It is often challenging to decide whether clinical data fit into one problem or several problems. If there is relatively long list of symptoms and signs, and an equally long list of potential explanations, one approach is to tease out separate clusters of observations and analyze one cluster at a time. Several clinical characteristics may help.
Patient age: The patient’s age may help; younger adults are more likely to have a single disease, whereas older adults tend to have multiple diseases.
Timing of symptoms: The timing of symptoms is often useful. For example, an episode of pharyngitis 6 weeks ago is probably unrelated to the fever, chills, pleuritic chest pain, and cough that prompted an office visit today. To use timing effectively, you need to know the natural history of various diseases and conditions.

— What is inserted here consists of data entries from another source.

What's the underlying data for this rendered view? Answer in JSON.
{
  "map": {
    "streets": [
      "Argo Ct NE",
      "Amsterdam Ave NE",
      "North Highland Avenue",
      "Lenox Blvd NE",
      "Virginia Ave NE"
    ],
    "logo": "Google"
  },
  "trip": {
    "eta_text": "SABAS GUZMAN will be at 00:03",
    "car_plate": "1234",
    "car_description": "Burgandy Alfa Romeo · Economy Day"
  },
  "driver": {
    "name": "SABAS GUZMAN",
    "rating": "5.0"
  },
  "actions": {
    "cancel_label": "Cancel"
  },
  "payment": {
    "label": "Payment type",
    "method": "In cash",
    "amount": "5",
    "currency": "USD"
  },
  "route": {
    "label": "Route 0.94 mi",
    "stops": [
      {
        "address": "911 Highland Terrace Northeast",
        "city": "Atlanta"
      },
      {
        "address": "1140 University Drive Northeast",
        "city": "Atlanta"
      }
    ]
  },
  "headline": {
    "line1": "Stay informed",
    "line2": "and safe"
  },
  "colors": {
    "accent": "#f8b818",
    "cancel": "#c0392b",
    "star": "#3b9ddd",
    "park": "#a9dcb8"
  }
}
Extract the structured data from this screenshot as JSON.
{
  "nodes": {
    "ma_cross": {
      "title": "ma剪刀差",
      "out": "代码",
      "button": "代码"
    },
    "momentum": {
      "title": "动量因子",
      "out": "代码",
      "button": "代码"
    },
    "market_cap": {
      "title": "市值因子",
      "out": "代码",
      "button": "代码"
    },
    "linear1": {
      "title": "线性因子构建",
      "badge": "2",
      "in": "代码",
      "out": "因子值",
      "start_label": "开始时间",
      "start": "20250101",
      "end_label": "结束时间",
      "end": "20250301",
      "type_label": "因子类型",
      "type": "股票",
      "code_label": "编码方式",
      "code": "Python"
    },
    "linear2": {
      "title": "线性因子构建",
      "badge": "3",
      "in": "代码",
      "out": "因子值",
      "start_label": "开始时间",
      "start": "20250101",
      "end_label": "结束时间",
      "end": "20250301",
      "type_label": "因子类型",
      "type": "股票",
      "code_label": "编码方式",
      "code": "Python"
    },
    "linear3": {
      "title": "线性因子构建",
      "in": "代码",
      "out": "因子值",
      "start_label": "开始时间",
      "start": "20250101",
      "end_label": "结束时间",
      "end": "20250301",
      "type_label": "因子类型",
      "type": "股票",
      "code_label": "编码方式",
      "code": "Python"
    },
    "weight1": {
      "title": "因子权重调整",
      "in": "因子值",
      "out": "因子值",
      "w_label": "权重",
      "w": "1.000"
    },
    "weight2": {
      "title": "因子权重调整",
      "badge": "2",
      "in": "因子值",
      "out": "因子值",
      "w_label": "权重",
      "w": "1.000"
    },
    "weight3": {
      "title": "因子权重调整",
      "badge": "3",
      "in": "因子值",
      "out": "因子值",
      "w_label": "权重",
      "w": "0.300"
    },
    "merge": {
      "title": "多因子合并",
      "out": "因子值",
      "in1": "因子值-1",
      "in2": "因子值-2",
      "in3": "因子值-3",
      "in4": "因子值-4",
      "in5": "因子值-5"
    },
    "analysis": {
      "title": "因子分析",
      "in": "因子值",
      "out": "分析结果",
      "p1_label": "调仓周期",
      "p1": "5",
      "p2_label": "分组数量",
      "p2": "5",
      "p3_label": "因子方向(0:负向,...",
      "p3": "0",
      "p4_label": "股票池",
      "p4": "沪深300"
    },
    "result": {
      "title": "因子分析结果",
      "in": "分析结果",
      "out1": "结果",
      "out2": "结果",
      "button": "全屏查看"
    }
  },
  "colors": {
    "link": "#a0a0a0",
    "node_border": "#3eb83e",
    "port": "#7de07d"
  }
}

Involvement of different body systems: Involvement of the different body systems may help group clinical data. If symptoms and signs occur in a single system, one disease may explain them. Problems in different, apparently unrelated, systems often require more than one explanation. Again, knowledge of disease patterns is necessary.
Multisystem conditions: With experience, you will become increasingly adept at recognizing multi system conditions and building plausible explanations that link manifestations that are seemingly unrelated. To explain cough, hemoptysis, and weight loss in a 60-year-old plumber who has smoked cigarettes for 40 years, you would rank lung cancer high in your differential diagnosis. You might support your diagnosis with your observation of the patient’s cyanotic nailbeds. With experience and continued reading, you will recognize that his other symptoms and signs fall under the same diagnosis. Dysphagia would reflect extension of the cancer to the esophagus, pupillary asymmetry would suggest pressure on the cervical sympathetic chain, and jaundice could result from metastases to the liver. Related risk factors should be explored promptly.
Key questions: You can also ask a series of key questions that may steer your thinking in one direction and allow you to temporarily ignore the others. For example, you may ask what produces and relieves the patient’s chest pain. If the answer is exercise and rest, you can focus on the cardiovascular and musculoskeletal systems and set the gastrointestinal (GI) system aside. If the pain is more epigastric, burning, and occurs only after meals, you can logically focus on the GI tract. A series of discriminating questions helps you analyze the clinical data and reach logical explanations.